And you base this on what, more "the people I know" facts?
Again, it's painful to have to keep repeating myself, but Teachers are not a special class of citizen. It's a job, they work it, and they face all (or should face all) the same challenges as the rest of us in teh working world. So save the complaining for the unemployed, since most of us worker bees already face these challenges every day ourselves, for less pay, less benefits and far less Union protection.
A paycheck, the benefits, and 2-4 months a year off.
I'm not saying teachers are a special class of citizen, I'm saying it's plain and simple that with no job security, far less people, especially good people, would go into teaching. You're going to get a master's degree to work a job that you'll lose to a starting teacher before you get to half of your max salary?

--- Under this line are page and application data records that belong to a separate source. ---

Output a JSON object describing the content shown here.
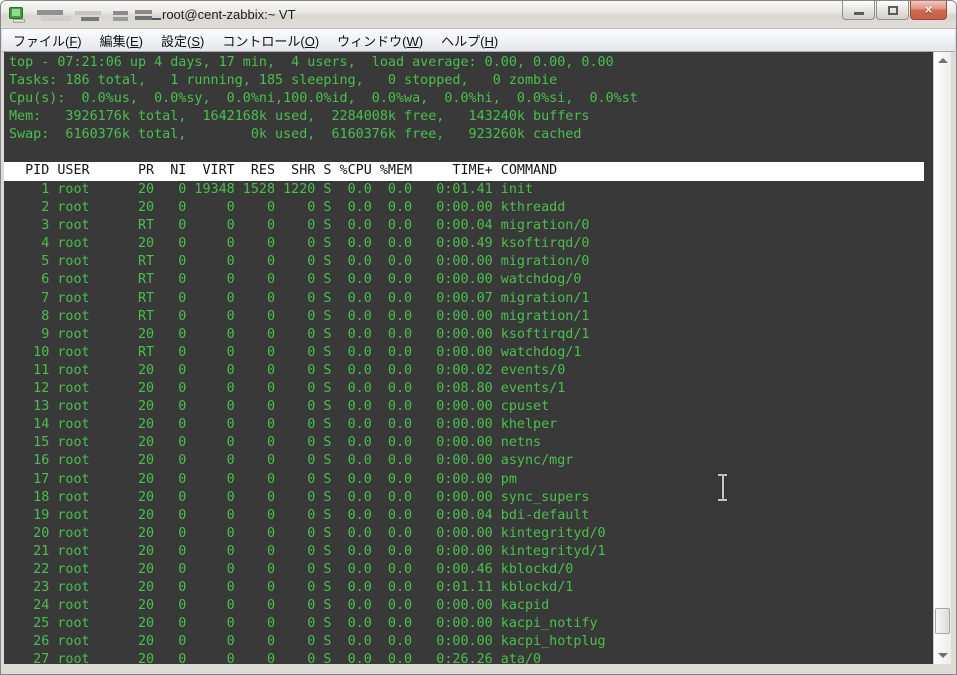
{
  "window": {
    "title": "root@cent-zabbix:~ VT",
    "controls": [
      {
        "name": "minimize",
        "label": ""
      },
      {
        "name": "maximize",
        "label": ""
      },
      {
        "name": "close",
        "label": "×"
      }
    ]
  },
  "menubar": {
    "items": [
      {
        "name": "file",
        "pre": "ファイル(",
        "key": "F",
        "post": ")"
      },
      {
        "name": "edit",
        "pre": "編集(",
        "key": "E",
        "post": ")"
      },
      {
        "name": "setup",
        "pre": "設定(",
        "key": "S",
        "post": ")"
      },
      {
        "name": "control",
        "pre": "コントロール(",
        "key": "O",
        "post": ")"
      },
      {
        "name": "window",
        "pre": "ウィンドウ(",
        "key": "W",
        "post": ")"
      },
      {
        "name": "help",
        "pre": "ヘルプ(",
        "key": "H",
        "post": ")"
      }
    ]
  },
  "terminal": {
    "colors": {
      "background": "#393939",
      "text_green": "#46c249",
      "header_bg": "#ffffff",
      "header_text": "#161616"
    },
    "summary_lines": [
      "top - 07:21:06 up 4 days, 17 min,  4 users,  load average: 0.00, 0.00, 0.00",
      "Tasks: 186 total,   1 running, 185 sleeping,   0 stopped,   0 zombie",
      "Cpu(s):  0.0%us,  0.0%sy,  0.0%ni,100.0%id,  0.0%wa,  0.0%hi,  0.0%si,  0.0%st",
      "Mem:   3926176k total,  1642168k used,  2284008k free,   143240k buffers",
      "Swap:  6160376k total,        0k used,  6160376k free,   923260k cached"
    ],
    "table": {
      "columns": [
        "PID",
        "USER",
        "PR",
        "NI",
        "VIRT",
        "RES",
        "SHR",
        "S",
        "%CPU",
        "%MEM",
        "TIME+",
        "COMMAND"
      ],
      "processes": [
        {
          "pid": "1",
          "user": "root",
          "pr": "20",
          "ni": "0",
          "virt": "19348",
          "res": "1528",
          "shr": "1220",
          "s": "S",
          "cpu": "0.0",
          "mem": "0.0",
          "time": "0:01.41",
          "command": "init"
        },
        {
          "pid": "2",
          "user": "root",
          "pr": "20",
          "ni": "0",
          "virt": "0",
          "res": "0",
          "shr": "0",
          "s": "S",
          "cpu": "0.0",
          "mem": "0.0",
          "time": "0:00.00",
          "command": "kthreadd"
        },
        {
          "pid": "3",
          "user": "root",
          "pr": "RT",
          "ni": "0",
          "virt": "0",
          "res": "0",
          "shr": "0",
          "s": "S",
          "cpu": "0.0",
          "mem": "0.0",
          "time": "0:00.04",
          "command": "migration/0"
        },
        {
          "pid": "4",
          "user": "root",
          "pr": "20",
          "ni": "0",
          "virt": "0",
          "res": "0",
          "shr": "0",
          "s": "S",
          "cpu": "0.0",
          "mem": "0.0",
          "time": "0:00.49",
          "command": "ksoftirqd/0"
        },
        {
          "pid": "5",
          "user": "root",
          "pr": "RT",
          "ni": "0",
          "virt": "0",
          "res": "0",
          "shr": "0",
          "s": "S",
          "cpu": "0.0",
          "mem": "0.0",
          "time": "0:00.00",
          "command": "migration/0"
        },
        {
          "pid": "6",
          "user": "root",
          "pr": "RT",
          "ni": "0",
          "virt": "0",
          "res": "0",
          "shr": "0",
          "s": "S",
          "cpu": "0.0",
          "mem": "0.0",
          "time": "0:00.00",
          "command": "watchdog/0"
        },
        {
          "pid": "7",
          "user": "root",
          "pr": "RT",
          "ni": "0",
          "virt": "0",
          "res": "0",
          "shr": "0",
          "s": "S",
          "cpu": "0.0",
          "mem": "0.0",
          "time": "0:00.07",
          "command": "migration/1"
        },
        {
          "pid": "8",
          "user": "root",
          "pr": "RT",
          "ni": "0",
          "virt": "0",
          "res": "0",
          "shr": "0",
          "s": "S",
          "cpu": "0.0",
          "mem": "0.0",
          "time": "0:00.00",
          "command": "migration/1"
        },
        {
          "pid": "9",
          "user": "root",
          "pr": "20",
          "ni": "0",
          "virt": "0",
          "res": "0",
          "shr": "0",
          "s": "S",
          "cpu": "0.0",
          "mem": "0.0",
          "time": "0:00.00",
          "command": "ksoftirqd/1"
        },
        {
          "pid": "10",
          "user": "root",
          "pr": "RT",
          "ni": "0",
          "virt": "0",
          "res": "0",
          "shr": "0",
          "s": "S",
          "cpu": "0.0",
          "mem": "0.0",
          "time": "0:00.00",
          "command": "watchdog/1"
        },
        {
          "pid": "11",
          "user": "root",
          "pr": "20",
          "ni": "0",
          "virt": "0",
          "res": "0",
          "shr": "0",
          "s": "S",
          "cpu": "0.0",
          "mem": "0.0",
          "time": "0:00.02",
          "command": "events/0"
        },
        {
          "pid": "12",
          "user": "root",
          "pr": "20",
          "ni": "0",
          "virt": "0",
          "res": "0",
          "shr": "0",
          "s": "S",
          "cpu": "0.0",
          "mem": "0.0",
          "time": "0:08.80",
          "command": "events/1"
        },
        {
          "pid": "13",
          "user": "root",
          "pr": "20",
          "ni": "0",
          "virt": "0",
          "res": "0",
          "shr": "0",
          "s": "S",
          "cpu": "0.0",
          "mem": "0.0",
          "time": "0:00.00",
          "command": "cpuset"
        },
        {
          "pid": "14",
          "user": "root",
          "pr": "20",
          "ni": "0",
          "virt": "0",
          "res": "0",
          "shr": "0",
          "s": "S",
          "cpu": "0.0",
          "mem": "0.0",
          "time": "0:00.00",
          "command": "khelper"
        },
        {
          "pid": "15",
          "user": "root",
          "pr": "20",
          "ni": "0",
          "virt": "0",
          "res": "0",
          "shr": "0",
          "s": "S",
          "cpu": "0.0",
          "mem": "0.0",
          "time": "0:00.00",
          "command": "netns"
        },
        {
          "pid": "16",
          "user": "root",
          "pr": "20",
          "ni": "0",
          "virt": "0",
          "res": "0",
          "shr": "0",
          "s": "S",
          "cpu": "0.0",
          "mem": "0.0",
          "time": "0:00.00",
          "command": "async/mgr"
        },
        {
          "pid": "17",
          "user": "root",
          "pr": "20",
          "ni": "0",
          "virt": "0",
          "res": "0",
          "shr": "0",
          "s": "S",
          "cpu": "0.0",
          "mem": "0.0",
          "time": "0:00.00",
          "command": "pm"
        },
        {
          "pid": "18",
          "user": "root",
          "pr": "20",
          "ni": "0",
          "virt": "0",
          "res": "0",
          "shr": "0",
          "s": "S",
          "cpu": "0.0",
          "mem": "0.0",
          "time": "0:00.00",
          "command": "sync_supers"
        },
        {
          "pid": "19",
          "user": "root",
          "pr": "20",
          "ni": "0",
          "virt": "0",
          "res": "0",
          "shr": "0",
          "s": "S",
          "cpu": "0.0",
          "mem": "0.0",
          "time": "0:00.04",
          "command": "bdi-default"
        },
        {
          "pid": "20",
          "user": "root",
          "pr": "20",
          "ni": "0",
          "virt": "0",
          "res": "0",
          "shr": "0",
          "s": "S",
          "cpu": "0.0",
          "mem": "0.0",
          "time": "0:00.00",
          "command": "kintegrityd/0"
        },
        {
          "pid": "21",
          "user": "root",
          "pr": "20",
          "ni": "0",
          "virt": "0",
          "res": "0",
          "shr": "0",
          "s": "S",
          "cpu": "0.0",
          "mem": "0.0",
          "time": "0:00.00",
          "command": "kintegrityd/1"
        },
        {
          "pid": "22",
          "user": "root",
          "pr": "20",
          "ni": "0",
          "virt": "0",
          "res": "0",
          "shr": "0",
          "s": "S",
          "cpu": "0.0",
          "mem": "0.0",
          "time": "0:00.46",
          "command": "kblockd/0"
        },
        {
          "pid": "23",
          "user": "root",
          "pr": "20",
          "ni": "0",
          "virt": "0",
          "res": "0",
          "shr": "0",
          "s": "S",
          "cpu": "0.0",
          "mem": "0.0",
          "time": "0:01.11",
          "command": "kblockd/1"
        },
        {
          "pid": "24",
          "user": "root",
          "pr": "20",
          "ni": "0",
          "virt": "0",
          "res": "0",
          "shr": "0",
          "s": "S",
          "cpu": "0.0",
          "mem": "0.0",
          "time": "0:00.00",
          "command": "kacpid"
        },
        {
          "pid": "25",
          "user": "root",
          "pr": "20",
          "ni": "0",
          "virt": "0",
          "res": "0",
          "shr": "0",
          "s": "S",
          "cpu": "0.0",
          "mem": "0.0",
          "time": "0:00.00",
          "command": "kacpi_notify"
        },
        {
          "pid": "26",
          "user": "root",
          "pr": "20",
          "ni": "0",
          "virt": "0",
          "res": "0",
          "shr": "0",
          "s": "S",
          "cpu": "0.0",
          "mem": "0.0",
          "time": "0:00.00",
          "command": "kacpi_hotplug"
        },
        {
          "pid": "27",
          "user": "root",
          "pr": "20",
          "ni": "0",
          "virt": "0",
          "res": "0",
          "shr": "0",
          "s": "S",
          "cpu": "0.0",
          "mem": "0.0",
          "time": "0:26.26",
          "command": "ata/0"
        }
      ]
    }
  }
}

Whats the "incentive" to work in any career? We all could face a 10 year career too if we're not good enough or if circumstances, technology and/or business trends change.
So why go into a career that you'd be almost certain to be let go even if you are better than good enough? Boggles my mind how you don't see that when you take away the ultimate measuring stick (what you add to the bottom line), and add continual budget crunches, there's very little chance that public education, especially in a city, could maintain any kind of reasonable quality at all without 'special' circumstances. I'm sure there are places where the power of the union is accused, and maybe even places where teachers are more highly paid than other available occupations, but I haven't seen it. My wife (a counselor, not a teacher, but same scale I believe) makes half of what I do, with a master's and 10+ years experience. Sure, she's off July and August, but when she's working, she never, ever has a 'close my door and be a slacker today' day. And several times a year she is dealing with life and death situations - sometimes with a teacher along side her.
Yeah, that's just 'case I know', I could just BS and say "78% of teachers in NYC..." but the truth is, it all files logic and reason as well. It would greatly surprise me if you can't see the difference between someone working in a for profit (or for gain) situation is different, and how good teachers would get cut on salary alone without protection, and how that would ultimately play out. That's why I question the value you place on public education.
If you're talking about changing how discipline etc.Is handled, I'm all for it. But I'm positive that eliminating any form of tenure would destroy the quality of NYC public education, even further than budget cuts already have.